*WORK INSTRUCTION*:
In the records below, find each line containing the word "directory" and copy it.

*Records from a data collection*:
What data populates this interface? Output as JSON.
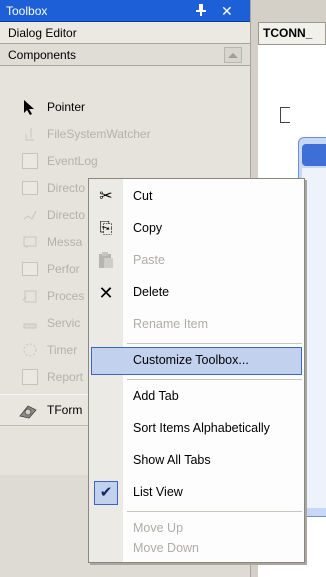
{
  "toolbox": {
    "title": "Toolbox",
    "pin_glyph": "⊥",
    "close_glyph": "✕",
    "sections": {
      "dialog_editor": "Dialog Editor",
      "components": "Components"
    },
    "items": [
      {
        "label": "Pointer",
        "icon": "pointer-arrow-icon"
      },
      {
        "label": "FileSystemWatcher",
        "icon": "filesystemwatcher-icon"
      },
      {
        "label": "EventLog",
        "icon": "eventlog-icon"
      },
      {
        "label": "Directo",
        "icon": "directory-entry-icon"
      },
      {
        "label": "Directo",
        "icon": "directory-searcher-icon"
      },
      {
        "label": "Messa",
        "icon": "message-queue-icon"
      },
      {
        "label": "Perfor",
        "icon": "performance-counter-icon"
      },
      {
        "label": "Proces",
        "icon": "process-icon"
      },
      {
        "label": "Servic",
        "icon": "service-controller-icon"
      },
      {
        "label": "Timer",
        "icon": "timer-icon"
      },
      {
        "label": "Report",
        "icon": "report-document-icon"
      },
      {
        "label": "TForm",
        "icon": "tform-gear-icon"
      }
    ]
  },
  "designer": {
    "tab_label": "TCONN_"
  },
  "context_menu": {
    "items": [
      {
        "label": "Cut",
        "icon": "scissors-icon",
        "glyph": "✂",
        "enabled": true
      },
      {
        "label": "Copy",
        "icon": "copy-icon",
        "glyph": "⎘",
        "enabled": true
      },
      {
        "label": "Paste",
        "icon": "paste-icon",
        "glyph": "📋",
        "enabled": false
      },
      {
        "label": "Delete",
        "icon": "delete-x-icon",
        "glyph": "✕",
        "enabled": true
      },
      {
        "label": "Rename Item",
        "enabled": false
      },
      {
        "label": "Customize Toolbox...",
        "enabled": true,
        "highlighted": true
      },
      {
        "label": "Add Tab",
        "enabled": true
      },
      {
        "label": "Sort Items Alphabetically",
        "enabled": true
      },
      {
        "label": "Show All Tabs",
        "enabled": true
      },
      {
        "label": "List View",
        "enabled": true,
        "checked": true,
        "check_glyph": "✔"
      },
      {
        "label": "Move Up",
        "enabled": false
      },
      {
        "label": "Move Down",
        "enabled": false
      }
    ]
  },
  "colors": {
    "titlebar": "#1c5fd6",
    "highlight_fill": "#c2d2ee",
    "highlight_border": "#3a64c2",
    "disabled_text": "#b0ada6"
  }
}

*TASK RESULT*:
        "icon": "directory-entry-icon"
        "icon": "directory-searcher-icon"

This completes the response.